BEIRUT: Lebanese officials stepped up their efforts Wednesday in a bid to facilitate the formation of a new Cabinet after ongoing contacts saw a breakthrough in the 10-months-long deadlock.
President Michel Sleiman held separate talks with Prime Minister-designate Tammam Salam and caretaker Social Affairs Minister Wael Abu Faour over the Cabinet formation process at Baabda Palace.
Hours before his meeting with the president, Salam and Speaker Nabih Berri met with Abu Faour who returned Tuesday from a two-day visit to Riyadh where he held talks with senior Saudi officials on the Cabinet formation efforts.
Media reports said the minister, from MP Walid Jumblatt’s parliamentary bloc, carried with him good news that Saudi Arabia did not object to Hezbollah’s participation in the new government.
Sleiman also met with Abu Faour later in the day.
During his weekly meeting with several lawmakers, Berri said he would exhaust all efforts to overcome obstacles facing the formation process.
"If intentions were cleared then we will exhaust every means to find a solution for contentious issues,” Berri was quoted by visiting MPs as saying.
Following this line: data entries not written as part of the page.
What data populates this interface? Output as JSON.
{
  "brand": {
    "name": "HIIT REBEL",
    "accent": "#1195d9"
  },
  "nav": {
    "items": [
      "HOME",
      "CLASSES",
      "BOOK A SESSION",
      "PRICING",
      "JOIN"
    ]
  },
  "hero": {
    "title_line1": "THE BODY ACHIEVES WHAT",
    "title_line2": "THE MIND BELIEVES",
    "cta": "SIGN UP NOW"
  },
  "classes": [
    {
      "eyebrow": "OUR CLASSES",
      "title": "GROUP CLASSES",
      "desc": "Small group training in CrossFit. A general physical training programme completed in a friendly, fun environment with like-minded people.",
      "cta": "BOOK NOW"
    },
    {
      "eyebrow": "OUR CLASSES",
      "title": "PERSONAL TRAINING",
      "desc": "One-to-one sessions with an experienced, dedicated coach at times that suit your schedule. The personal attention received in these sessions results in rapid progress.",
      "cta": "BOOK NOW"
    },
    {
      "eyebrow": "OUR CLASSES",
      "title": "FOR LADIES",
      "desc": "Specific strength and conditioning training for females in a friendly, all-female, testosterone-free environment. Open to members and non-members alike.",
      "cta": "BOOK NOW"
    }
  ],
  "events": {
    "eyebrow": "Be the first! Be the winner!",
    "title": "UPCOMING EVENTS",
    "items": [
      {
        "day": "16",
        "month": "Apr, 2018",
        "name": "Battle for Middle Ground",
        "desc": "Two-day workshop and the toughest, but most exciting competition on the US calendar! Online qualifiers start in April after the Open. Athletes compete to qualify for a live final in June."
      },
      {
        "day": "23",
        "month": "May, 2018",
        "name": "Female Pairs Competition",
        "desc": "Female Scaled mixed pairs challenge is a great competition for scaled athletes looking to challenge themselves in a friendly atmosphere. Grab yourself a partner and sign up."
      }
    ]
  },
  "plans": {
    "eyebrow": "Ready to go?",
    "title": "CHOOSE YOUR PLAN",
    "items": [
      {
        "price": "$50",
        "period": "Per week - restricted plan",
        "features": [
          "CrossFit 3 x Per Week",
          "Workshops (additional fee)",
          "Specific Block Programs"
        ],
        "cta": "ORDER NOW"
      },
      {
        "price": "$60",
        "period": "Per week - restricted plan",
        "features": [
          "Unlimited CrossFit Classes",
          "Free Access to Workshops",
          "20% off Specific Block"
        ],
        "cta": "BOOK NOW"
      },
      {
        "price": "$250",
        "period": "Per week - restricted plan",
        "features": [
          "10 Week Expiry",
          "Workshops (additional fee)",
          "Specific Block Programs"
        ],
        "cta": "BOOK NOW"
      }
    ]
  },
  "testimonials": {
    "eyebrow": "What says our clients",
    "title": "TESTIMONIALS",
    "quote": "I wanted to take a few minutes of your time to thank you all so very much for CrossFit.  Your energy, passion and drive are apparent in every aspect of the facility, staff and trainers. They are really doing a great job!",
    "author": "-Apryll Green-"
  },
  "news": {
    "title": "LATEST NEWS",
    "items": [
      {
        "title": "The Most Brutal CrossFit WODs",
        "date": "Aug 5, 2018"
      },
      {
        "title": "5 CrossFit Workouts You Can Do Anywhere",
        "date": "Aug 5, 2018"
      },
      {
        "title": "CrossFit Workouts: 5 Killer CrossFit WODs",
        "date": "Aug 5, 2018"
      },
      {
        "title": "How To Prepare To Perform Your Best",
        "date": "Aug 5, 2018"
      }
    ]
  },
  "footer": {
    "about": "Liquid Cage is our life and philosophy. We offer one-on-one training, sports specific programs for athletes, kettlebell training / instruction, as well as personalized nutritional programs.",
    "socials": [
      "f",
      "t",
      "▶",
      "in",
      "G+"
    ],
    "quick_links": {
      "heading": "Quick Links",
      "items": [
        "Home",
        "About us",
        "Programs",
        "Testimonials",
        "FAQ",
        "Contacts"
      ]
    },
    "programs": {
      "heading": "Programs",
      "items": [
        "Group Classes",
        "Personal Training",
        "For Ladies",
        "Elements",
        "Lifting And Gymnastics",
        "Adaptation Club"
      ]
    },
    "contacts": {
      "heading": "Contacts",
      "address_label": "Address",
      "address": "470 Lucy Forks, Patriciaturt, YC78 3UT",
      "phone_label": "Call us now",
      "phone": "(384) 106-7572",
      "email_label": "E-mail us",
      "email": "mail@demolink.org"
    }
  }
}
"I look forward for a government that is not only limited to political breakthroughs but also with a reform dimension,” he added.
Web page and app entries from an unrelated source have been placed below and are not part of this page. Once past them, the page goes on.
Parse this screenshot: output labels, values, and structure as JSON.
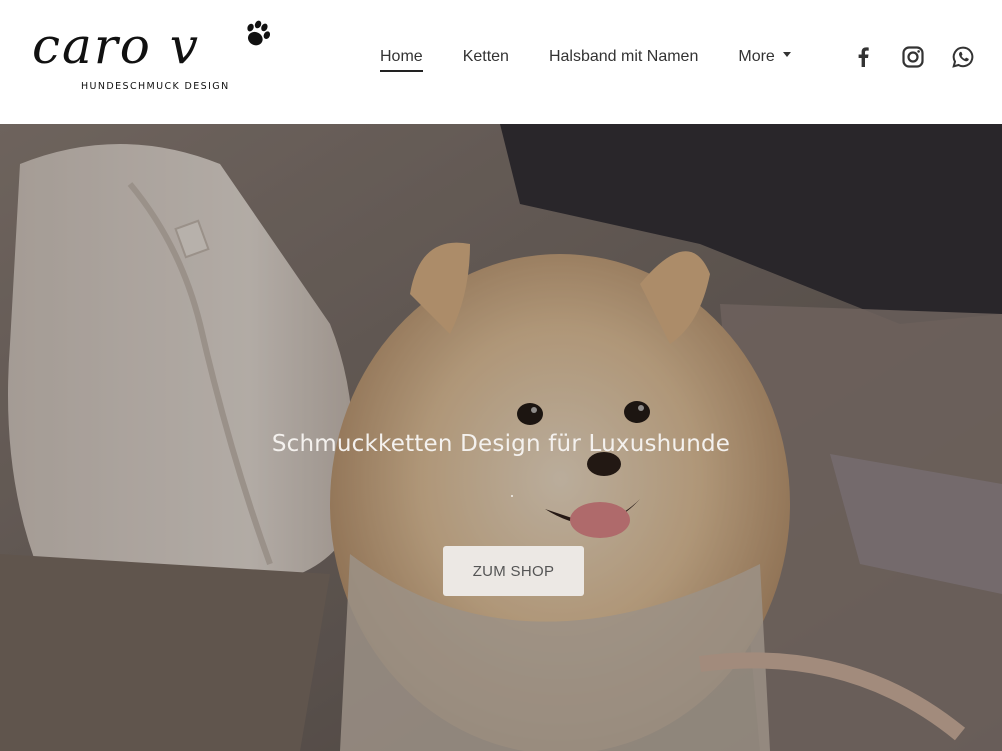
{
  "brand": {
    "script_name": "caro v",
    "tagline": "HUNDESCHMUCK DESIGN",
    "logo_icon": "paw-icon"
  },
  "nav": {
    "items": [
      {
        "label": "Home",
        "active": true
      },
      {
        "label": "Ketten",
        "active": false
      },
      {
        "label": "Halsband mit Namen",
        "active": false
      },
      {
        "label": "More",
        "active": false,
        "dropdown": true
      }
    ]
  },
  "social": {
    "items": [
      {
        "icon": "facebook-icon"
      },
      {
        "icon": "instagram-icon"
      },
      {
        "icon": "whatsapp-icon"
      }
    ]
  },
  "hero": {
    "title": "Schmuckketten Design für Luxushunde",
    "subtitle": ".",
    "button_label": "ZUM SHOP"
  },
  "colors": {
    "text_dark": "#333333",
    "hero_text": "#f4f1ee",
    "button_bg": "#ece8e4",
    "button_text": "#555555"
  }
}
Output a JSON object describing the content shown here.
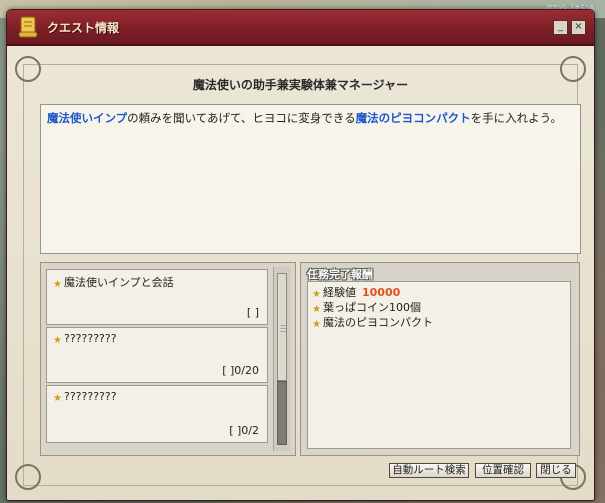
{
  "background": {
    "corner_text": "ﾛｺﾝｼ ﾐﾅﾐﾝﾄ"
  },
  "window": {
    "title": "クエスト情報",
    "buttons": {
      "minimize": "_",
      "close": "×"
    }
  },
  "quest": {
    "title": "魔法使いの助手兼実験体兼マネージャー",
    "description": {
      "part1": "魔法使いインプ",
      "part2": "の頼みを聞いてあげて、ヒヨコに変身できる",
      "part3": "魔法のピヨコンパクト",
      "part4": "を手に入れよう。"
    }
  },
  "objectives": [
    {
      "name": "魔法使いインプと会話",
      "progress": "[  ]"
    },
    {
      "name": "?????????",
      "progress": "[  ]0/20"
    },
    {
      "name": "?????????",
      "progress": "[  ]0/2"
    }
  ],
  "rewards": {
    "header": "任務完了報酬",
    "exp_label": "経験値",
    "exp_value": "10000",
    "items": [
      "葉っぱコイン100個",
      "魔法のピヨコンパクト"
    ]
  },
  "buttons": {
    "auto_route": "自動ルート検索",
    "position_check": "位置確認",
    "close": "閉じる"
  },
  "colors": {
    "title_bar": "#7e1f27",
    "highlight_blue": "#1f57c8",
    "exp_orange": "#e2501c"
  }
}
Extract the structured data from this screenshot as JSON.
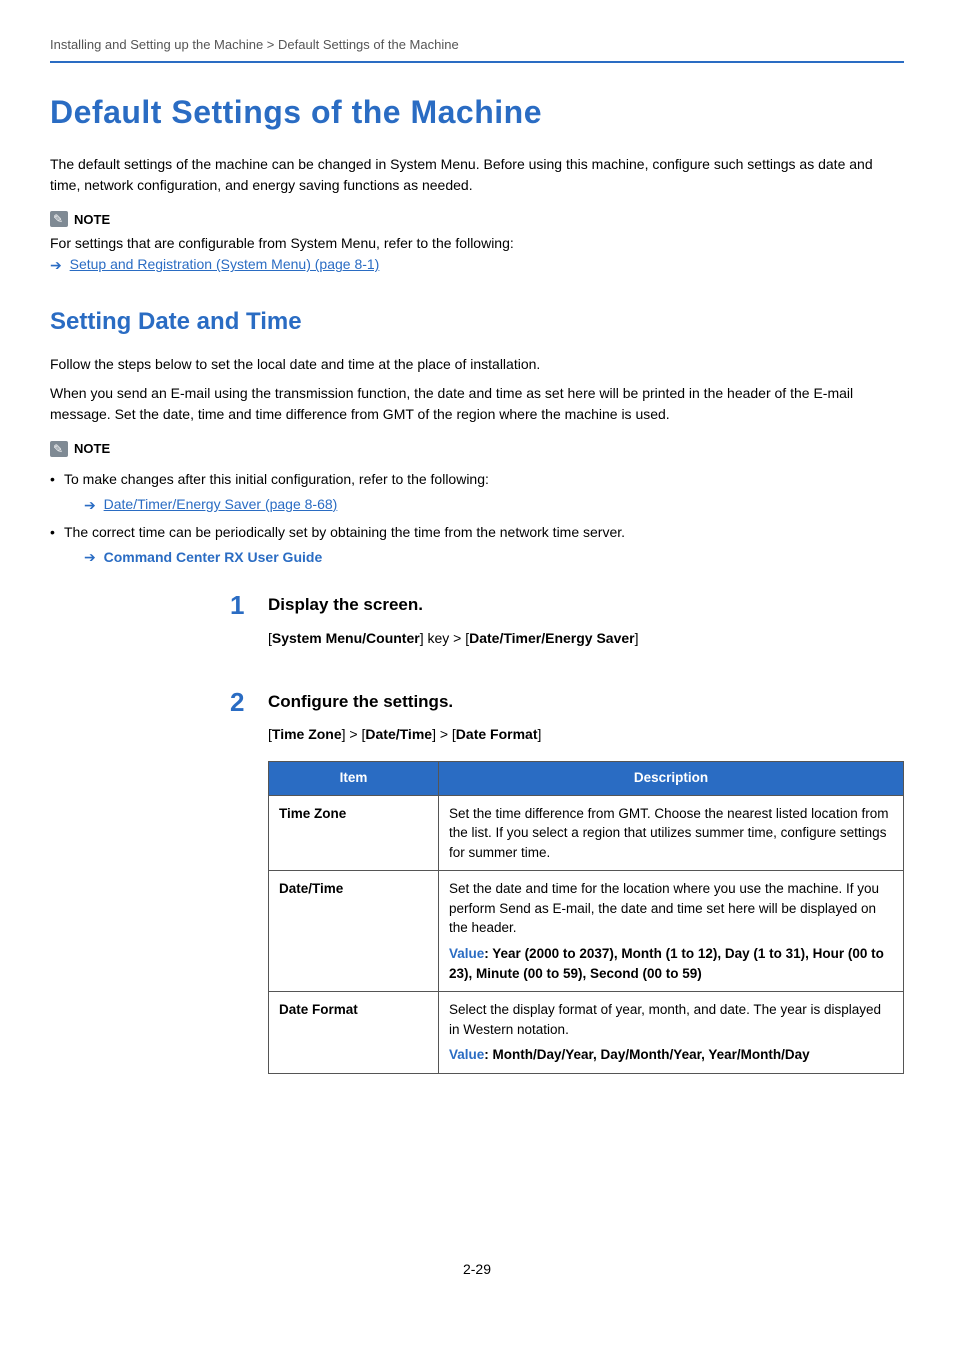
{
  "breadcrumb": "Installing and Setting up the Machine > Default Settings of the Machine",
  "h1": "Default Settings of the Machine",
  "intro": "The default settings of the machine can be changed in System Menu. Before using this machine, configure such settings as date and time, network configuration, and energy saving functions as needed.",
  "note1": {
    "label": "NOTE",
    "text": "For settings that are configurable from System Menu, refer to the following:",
    "link": "Setup and Registration (System Menu) (page 8-1)"
  },
  "h2": "Setting Date and Time",
  "h2_p1": "Follow the steps below to set the local date and time at the place of installation.",
  "h2_p2": "When you send an E-mail using the transmission function, the date and time as set here will be printed in the header of the E-mail message. Set the date, time and time difference from GMT of the region where the machine is used.",
  "note2": {
    "label": "NOTE",
    "b1": "To make changes after this initial configuration, refer to the following:",
    "b1_link": "Date/Timer/Energy Saver (page 8-68)",
    "b2": "The correct time can be periodically set by obtaining the time from the network time server.",
    "b2_link": "Command Center RX User Guide"
  },
  "step1": {
    "num": "1",
    "title": "Display the screen.",
    "path_pre": "[",
    "path_b1": "System Menu/Counter",
    "path_mid1": "] key > [",
    "path_b2": "Date/Timer/Energy Saver",
    "path_post": "]"
  },
  "step2": {
    "num": "2",
    "title": "Configure the settings.",
    "path_pre": "[",
    "path_b1": "Time Zone",
    "path_mid1": "] > [",
    "path_b2": "Date/Time",
    "path_mid2": "] > [",
    "path_b3": "Date Format",
    "path_post": "]"
  },
  "table": {
    "h_item": "Item",
    "h_desc": "Description",
    "rows": [
      {
        "item": "Time Zone",
        "desc": "Set the time difference from GMT. Choose the nearest listed location from the list. If you select a region that utilizes summer time, configure settings for summer time."
      },
      {
        "item": "Date/Time",
        "desc": "Set the date and time for the location where you use the machine. If you perform Send as E-mail, the date and time set here will be displayed on the header.",
        "value_label": "Value",
        "value_text": ": Year (2000 to 2037), Month (1 to 12), Day (1 to 31), Hour (00 to 23), Minute (00 to 59), Second (00 to 59)"
      },
      {
        "item": "Date Format",
        "desc": "Select the display format of year, month, and date. The year is displayed in Western notation.",
        "value_label": "Value",
        "value_text": ": Month/Day/Year, Day/Month/Year, Year/Month/Day"
      }
    ]
  },
  "page_number": "2-29"
}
Hezbollah MP Ali Fayyad said Abu Faour informed Berri that Saudi Arabia had no problem with Hezbollah's participation in the Cabinet, adding that the speaker was still waiting for final answers from Future Movement and the March 14 coalition.
Rival political groups are close to reaching an agreement on an 8-8-8 Cabinet lineup proposed by Speaker Nabih Berri and Jumblatt in which the March 8 and March 14 parties would each get eight ministers, with “decisive ministers” allotted for each side among the remaining eight ministerial portfolios set for centrists.
Although former Prime Minister Saad Hariri, the leader of the Future Movement, has showed positive signs with regards to the proposed government lineup, his allies in the Lebanese Forces and the Kataeb Party has voiced opposition to the all-embracing Cabinet.
Hariri sought to reassure his March 14 coalition rivals Tuesday and consulted by phone with LF leader Samir Geagea and Metn Kataeb Party MP Sami Gemayel on latest developments concerning the Cabinet formation efforts.
Geagea and Gemayel argue that joining a government with Hezbollah provides a cover for the resistance group’s military involvement in Syria.
The March 14 coalition has strongly condemned Hezbollah’s role in Syria and blame the party for recent car bombs in Lebanon linked to the neighboring country.
Future MP Ammar Houri affirmed unity within the March 14 coalition ranks despite difference in opinions over the Cabinet, saying parties have not yet agreed on the ministerial statement.
“[The issue of] whether the tripartite formula of the 'Army, resistance' people' or the Baabda Declaration should be part of the future Cabinet’s policy statement has not been resolved yet," Houri told a local radio station.
“[Political parties] have come a long way to reach common grounds particularly that the other team [the March 8] dropped their demand for a veto power," he added.
The Future Movement-lead March 14 insist that the policy statement should be based on the Baabda Declaration, an agreement signed by rival groups in 2012 to distance Lebanon from regional conflict, particularly the Syrian conflict.
Hezbollah, however, have repeatedly said that its defense strategy, which was adopted by previous Cabinets, is the only means capable of protecting the country from Israeli aggression.